Evidence suggests that the Covid-19 pandemic and its ensuing consequences were the result of a ‘black swan event,’ one that is talked about but can never be predicted. Despite that, firms can take steps to mitigate their risk for future ‘black swans’ by carefully looking at costs and reducing wherever possible, including in-office space and business travel. This has already become a common approach with increased appetite for remote work worldwide, made possible by sophisticated digital tools. Recognizing these benefits allows firms to save costs on a structural basis (offices, business travel), which in turn may help them to survive a challenging period.
John Lorié is chief economist at Atradius and a researcher at the University of Amsterdam.
Organizations Still Face Challenges Forecasting
Most C-suite and other executives (84.6%) who responded to a Deloitte poll feel confident in their organizations’ abilities to manage cash and liquidity. But as uncertainty persists, it’s important for organizations to improve and strengthen their cash and liquidity management abilities to avoid having a false sense of security.
“Liquidity management plays an integral role in an organizations’ operations and growth—being a primary driver for business decisions,” said Anthony Jackson, a principal with Deloitte Transactions and Business Analytics LLP. “With increased disruption from the pandemic, it’s important for executives to build long-term, sustainable strategies for liquidity versus focusing on short-term fixes which can provide a false sense of security. Bettering processes like forecasting can help give better visibility into cash-flows which in turn can help attain liquidity objectives.”
While forecasting can help give organizations better visibility into their financials, doing so has been difficult for many organizations amid the pandemic. Respondents stated that forecasting was either their top challenge (13.8%) or among their top challenges (54%) with liquidity and cash management during COVID-19.

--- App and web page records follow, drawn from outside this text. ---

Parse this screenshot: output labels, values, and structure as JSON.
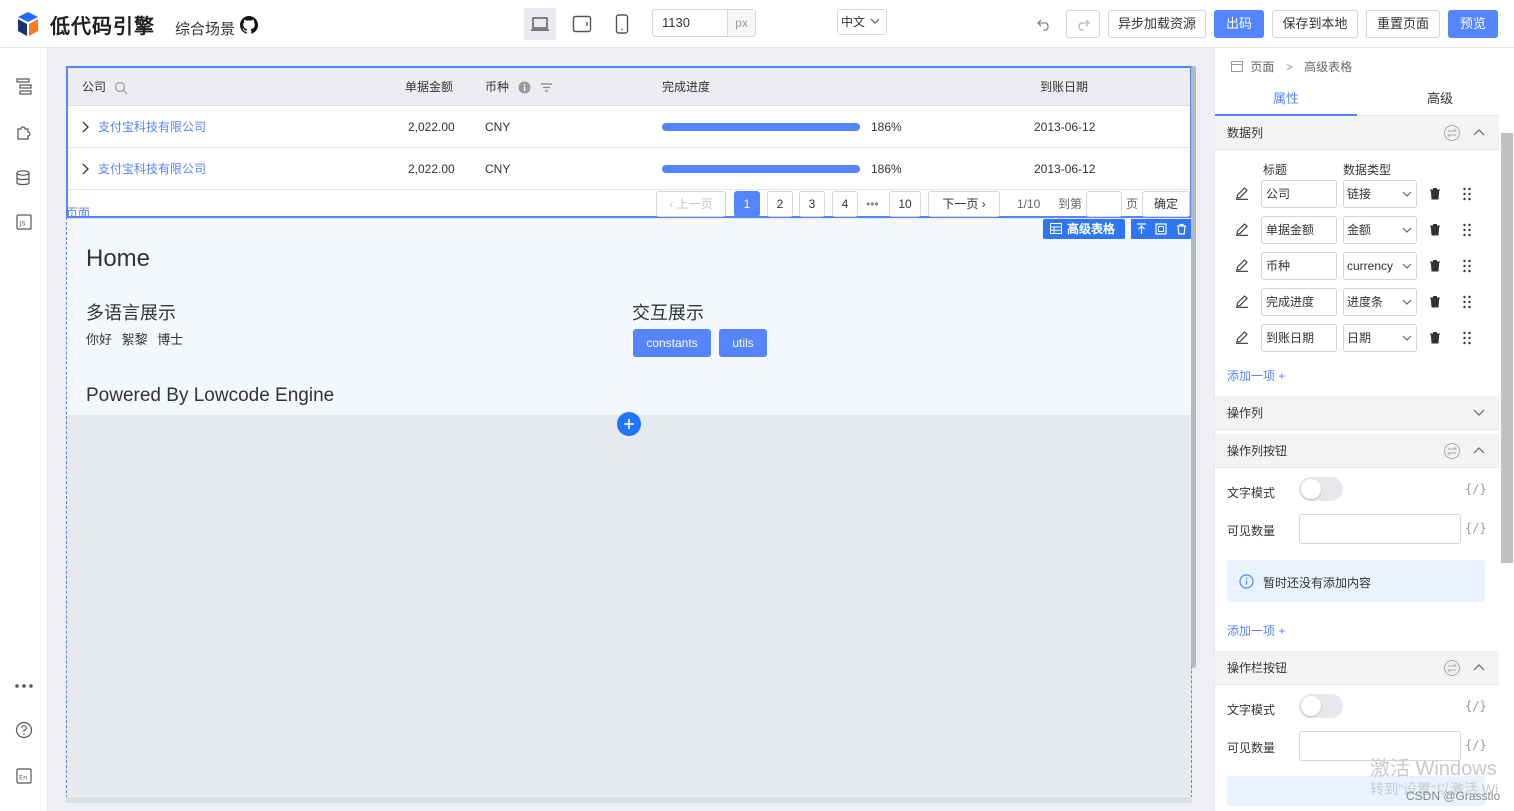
{
  "topbar": {
    "logo_text": "低代码引擎",
    "scene": "综合场景",
    "canvas_width": "1130",
    "canvas_unit": "px",
    "locale": "中文",
    "buttons": {
      "async_load": "异步加载资源",
      "export": "出码",
      "save_local": "保存到本地",
      "reset": "重置页面",
      "preview": "预览"
    }
  },
  "table": {
    "headers": {
      "company": "公司",
      "amount": "单据金额",
      "currency": "币种",
      "progress": "完成进度",
      "date": "到账日期"
    },
    "rows": [
      {
        "company": "支付宝科技有限公司",
        "amount": "2,022.00",
        "currency": "CNY",
        "progress_pct": 186,
        "progress_text": "186%",
        "date": "2013-06-12"
      },
      {
        "company": "支付宝科技有限公司",
        "amount": "2,022.00",
        "currency": "CNY",
        "progress_pct": 186,
        "progress_text": "186%",
        "date": "2013-06-12"
      }
    ],
    "pager": {
      "prev": "上一页",
      "pages": [
        "1",
        "2",
        "3",
        "4"
      ],
      "ellipsis": "•••",
      "last": "10",
      "next": "下一页",
      "summary": "1/10",
      "goto_prefix": "到第",
      "goto_suffix": "页",
      "confirm": "确定"
    },
    "page_label": "页面",
    "selection_tag": "高级表格"
  },
  "page": {
    "title": "Home",
    "i18n_title": "多语言展示",
    "i18n_text": "你好 絮黎 博士",
    "interact_title": "交互展示",
    "btn_constants": "constants",
    "btn_utils": "utils",
    "powered": "Powered By Lowcode Engine"
  },
  "panel": {
    "crumb_page": "页面",
    "crumb_current": "高级表格",
    "tab_props": "属性",
    "tab_advanced": "高级",
    "group_data_columns": "数据列",
    "col_header_title": "标题",
    "col_header_type": "数据类型",
    "columns": [
      {
        "title": "公司",
        "type": "链接"
      },
      {
        "title": "单据金额",
        "type": "金额"
      },
      {
        "title": "币种",
        "type": "currency"
      },
      {
        "title": "完成进度",
        "type": "进度条"
      },
      {
        "title": "到账日期",
        "type": "日期"
      }
    ],
    "add_item": "添加一项 +",
    "group_action_col": "操作列",
    "group_action_buttons": "操作列按钮",
    "text_mode": "文字模式",
    "visible_count": "可见数量",
    "code_tag": "{/}",
    "empty_notice": "暂时还没有添加内容",
    "group_toolbar_buttons": "操作栏按钮"
  },
  "watermark": {
    "line1": "激活 Windows",
    "line2": "转到\"设置\"以激活 Wi",
    "csdn": "CSDN @Grasstio"
  },
  "colors": {
    "accent": "#5584ff",
    "selection": "#2e76f5"
  }
}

“The pandemic has shifted executives’ focus from long-term planning to addressing more immediate business concerns—putting forecasting capabilities into the spotlight, which has shown weak points in these efforts,” Jackson said. “Gaining better visibility into forecasting to fully understand the liquidity impacts in their business is critical in navigating a path forward.”
Few Taking Advantage of Advanced Technologies
With forecasting challenging executives, especially in a time of increased disruption, leveraging advanced technologies can help. However, only 13.5% of respondents stated they are currently doing so and 18.8% of respondents plan to implement in the next 12 months. Almost half of respondents (46.8%) stated that they have no plans to use advanced technology in their liquidity management efforts.
“Utilizing technologies like advanced analytics can help executives save time and gain valuable insight that might not have otherwise been available—identifying trends and issues throughout areas like forecasting efforts,” Jackson added. “Ultimately, advanced technologies can help executives evaluate the most strategic ways to strengthen their liquidity.”
Through Disruption, Organizations Update Liquidity Management Efforts
Executives stated that their organizations are updating cash flow and liquidity management plans in a regular cadence. Nearly a third (31.4%) of respondents are updating their plans monthly and nearly a quarter (24.5%) are updating their plans on a weekly basis. Only 7.2% of respondents stated they were not making changes to their cash flow and liquidity management plans.
“Efforts in managing cash flow and liquidity have usually been reserved for companies in distress,” Jackson said. “However, with the pandemic and increased disruption, these efforts are now relevant for almost every organization. Executives should recognize that now is the time to act by updating or creating better processes, gaining visibility and enhancing capabilities to make proactive and informed decisions that affect liquidity.”
More than 1,800 C-suite and executives were polled online during a Deloitte webcast titled, “Improving liquidity management: Scenario-based cash forecasting,” on Oct. 15, 2020. Answer rates differed by question.
Week in Review Editorial Team:
Diana Mota, Associate Editor and David Anderson, Member Relations